I’ve been taking an accidental course in Russian history. I started with The Family Romanov by Candace Fleming. It’s all about the last tsar of Russia and his family, muddling their way through a quickly changing political world. The book is wonderfully written, sort of a sweeping family saga except tragically true.
The Family Romanov served as the perfect appetizer for the what turned out to be the main course: Symphony for the City of the Dead, by M.T. Anderson. This is another (supposed) children’s book about Russian politics and history, all carefully woven around the life story of composer Dmitri Shostakovich.
Shostakovich was first loved by the Russian people, then targeted by the government and treated as a pariah, then loved once again. He survived the siege of Leningrad during World War II. The symphony he wrote while starving in his beloved city became an international symbol of hope and humanity.
The book was fascinating. My only issue is… it’s about a billion pages long. And it’s about Russian history. Are kids really going to read it? I devoured every possible book as a kid, but I can’t see my 13-year-old self choosing this one. And my daughter, avid reader that she is, didn’t make it through the more palatable Family Romanov.
What makes a non-fiction book a kid’s non-fiction book? That’s what I’ve been wondering, in between marvelling at the machinations of Russian politics. The prose in Symphony for the City of the Dead is clear and compelling… but shouldn’t that be a mark of good adult non-fiction as well? Anderson doesn’t assume the reader has prior knowledge of history, geography, or politics, and he offers plenty of background information… but wouldn’t more adults read Russian history if that were the case in all non-fiction books?
I have no real answers to these questions, except to say that both kids and adults should be choosing more non-fiction and these books are a wonderful place to start (for adults) and an impressive challenge (for younger readers).
I’m off to continue my Russian education with Stalin’s Daughter by Rosemary Sullivan.

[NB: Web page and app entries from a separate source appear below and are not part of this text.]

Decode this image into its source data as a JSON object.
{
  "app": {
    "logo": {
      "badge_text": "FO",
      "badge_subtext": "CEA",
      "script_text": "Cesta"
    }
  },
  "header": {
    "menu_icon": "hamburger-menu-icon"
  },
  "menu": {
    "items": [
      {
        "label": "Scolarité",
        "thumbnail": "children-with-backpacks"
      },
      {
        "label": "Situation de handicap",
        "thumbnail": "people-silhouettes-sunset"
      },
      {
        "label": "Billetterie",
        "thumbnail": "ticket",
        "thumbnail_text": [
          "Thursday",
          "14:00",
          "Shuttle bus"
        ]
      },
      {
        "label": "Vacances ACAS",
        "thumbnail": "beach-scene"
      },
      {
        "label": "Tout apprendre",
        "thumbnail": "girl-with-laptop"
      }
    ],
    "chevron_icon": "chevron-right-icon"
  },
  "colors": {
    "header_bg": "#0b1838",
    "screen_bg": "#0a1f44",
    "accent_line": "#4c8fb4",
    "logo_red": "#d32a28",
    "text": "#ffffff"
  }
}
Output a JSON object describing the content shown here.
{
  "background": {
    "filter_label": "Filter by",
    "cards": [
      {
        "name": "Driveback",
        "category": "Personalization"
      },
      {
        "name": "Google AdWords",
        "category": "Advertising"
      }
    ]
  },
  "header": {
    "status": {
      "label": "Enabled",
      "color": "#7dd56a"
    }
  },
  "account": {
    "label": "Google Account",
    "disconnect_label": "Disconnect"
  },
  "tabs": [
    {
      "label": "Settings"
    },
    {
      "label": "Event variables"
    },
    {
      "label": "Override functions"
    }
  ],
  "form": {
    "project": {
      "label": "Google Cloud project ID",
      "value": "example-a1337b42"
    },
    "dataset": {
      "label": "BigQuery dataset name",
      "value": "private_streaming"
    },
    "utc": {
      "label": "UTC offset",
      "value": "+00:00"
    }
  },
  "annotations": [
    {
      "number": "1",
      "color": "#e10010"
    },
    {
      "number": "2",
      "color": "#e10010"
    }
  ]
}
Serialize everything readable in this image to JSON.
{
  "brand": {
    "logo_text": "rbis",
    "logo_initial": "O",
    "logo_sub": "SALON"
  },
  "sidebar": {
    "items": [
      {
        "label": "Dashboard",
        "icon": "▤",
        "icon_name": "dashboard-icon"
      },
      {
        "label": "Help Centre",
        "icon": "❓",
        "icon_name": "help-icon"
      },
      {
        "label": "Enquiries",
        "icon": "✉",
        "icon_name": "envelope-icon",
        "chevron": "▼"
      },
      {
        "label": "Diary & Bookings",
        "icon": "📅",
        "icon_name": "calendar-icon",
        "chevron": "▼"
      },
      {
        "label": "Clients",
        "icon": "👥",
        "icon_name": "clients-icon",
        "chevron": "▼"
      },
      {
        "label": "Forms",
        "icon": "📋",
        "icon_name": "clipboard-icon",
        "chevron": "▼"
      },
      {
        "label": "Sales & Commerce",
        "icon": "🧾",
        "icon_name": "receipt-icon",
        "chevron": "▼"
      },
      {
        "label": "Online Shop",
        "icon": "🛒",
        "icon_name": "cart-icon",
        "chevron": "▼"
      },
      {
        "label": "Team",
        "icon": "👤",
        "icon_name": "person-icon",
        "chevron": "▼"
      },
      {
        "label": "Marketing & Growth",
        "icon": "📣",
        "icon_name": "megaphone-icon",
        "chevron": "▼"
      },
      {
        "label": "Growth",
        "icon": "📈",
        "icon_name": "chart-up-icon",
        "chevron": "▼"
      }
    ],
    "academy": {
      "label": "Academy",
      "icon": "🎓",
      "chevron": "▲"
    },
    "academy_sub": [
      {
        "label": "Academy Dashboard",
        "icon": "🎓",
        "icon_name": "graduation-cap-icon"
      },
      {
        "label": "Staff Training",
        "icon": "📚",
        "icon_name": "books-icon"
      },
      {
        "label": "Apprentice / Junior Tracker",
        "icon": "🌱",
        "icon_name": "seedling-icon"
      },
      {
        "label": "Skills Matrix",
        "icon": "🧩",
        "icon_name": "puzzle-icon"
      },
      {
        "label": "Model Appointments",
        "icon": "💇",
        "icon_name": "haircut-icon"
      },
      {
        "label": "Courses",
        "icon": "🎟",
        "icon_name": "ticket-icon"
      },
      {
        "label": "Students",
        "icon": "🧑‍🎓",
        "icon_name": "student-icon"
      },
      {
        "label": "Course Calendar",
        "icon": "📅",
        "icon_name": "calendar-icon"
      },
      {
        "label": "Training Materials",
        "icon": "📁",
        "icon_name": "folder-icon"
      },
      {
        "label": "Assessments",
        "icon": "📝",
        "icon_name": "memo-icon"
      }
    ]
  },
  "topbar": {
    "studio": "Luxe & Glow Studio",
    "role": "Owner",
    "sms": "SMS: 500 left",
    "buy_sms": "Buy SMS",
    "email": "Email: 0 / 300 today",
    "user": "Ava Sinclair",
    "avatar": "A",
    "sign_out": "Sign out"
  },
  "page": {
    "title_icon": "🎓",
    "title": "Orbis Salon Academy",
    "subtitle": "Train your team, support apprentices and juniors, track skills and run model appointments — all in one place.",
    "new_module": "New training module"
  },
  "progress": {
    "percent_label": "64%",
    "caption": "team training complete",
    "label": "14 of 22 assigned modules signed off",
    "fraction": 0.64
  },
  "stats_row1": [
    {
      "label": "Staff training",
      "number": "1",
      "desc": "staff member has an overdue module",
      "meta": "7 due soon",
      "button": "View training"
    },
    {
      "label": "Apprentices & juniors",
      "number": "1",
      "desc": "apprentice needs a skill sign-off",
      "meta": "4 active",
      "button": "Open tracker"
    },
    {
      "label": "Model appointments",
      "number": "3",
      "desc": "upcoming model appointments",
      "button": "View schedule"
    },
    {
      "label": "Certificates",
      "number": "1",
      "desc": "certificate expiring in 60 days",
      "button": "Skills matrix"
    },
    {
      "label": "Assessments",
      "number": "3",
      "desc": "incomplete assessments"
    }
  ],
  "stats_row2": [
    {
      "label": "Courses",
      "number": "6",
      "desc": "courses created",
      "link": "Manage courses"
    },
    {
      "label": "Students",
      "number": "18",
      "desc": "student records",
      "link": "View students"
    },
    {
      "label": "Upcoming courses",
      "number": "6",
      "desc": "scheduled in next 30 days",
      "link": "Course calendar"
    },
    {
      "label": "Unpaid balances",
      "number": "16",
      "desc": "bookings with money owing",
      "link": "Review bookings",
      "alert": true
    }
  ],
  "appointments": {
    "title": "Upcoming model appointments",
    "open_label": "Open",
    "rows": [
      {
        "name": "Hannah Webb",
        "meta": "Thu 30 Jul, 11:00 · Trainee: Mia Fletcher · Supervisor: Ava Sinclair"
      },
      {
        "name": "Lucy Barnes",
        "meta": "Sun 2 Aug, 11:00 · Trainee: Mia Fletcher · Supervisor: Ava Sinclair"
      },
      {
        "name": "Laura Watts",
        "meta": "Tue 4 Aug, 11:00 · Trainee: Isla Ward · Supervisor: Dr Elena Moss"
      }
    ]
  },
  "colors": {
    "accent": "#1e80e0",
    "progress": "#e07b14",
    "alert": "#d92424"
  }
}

I’ll let you know how I do with my transition to actual grown-up biography.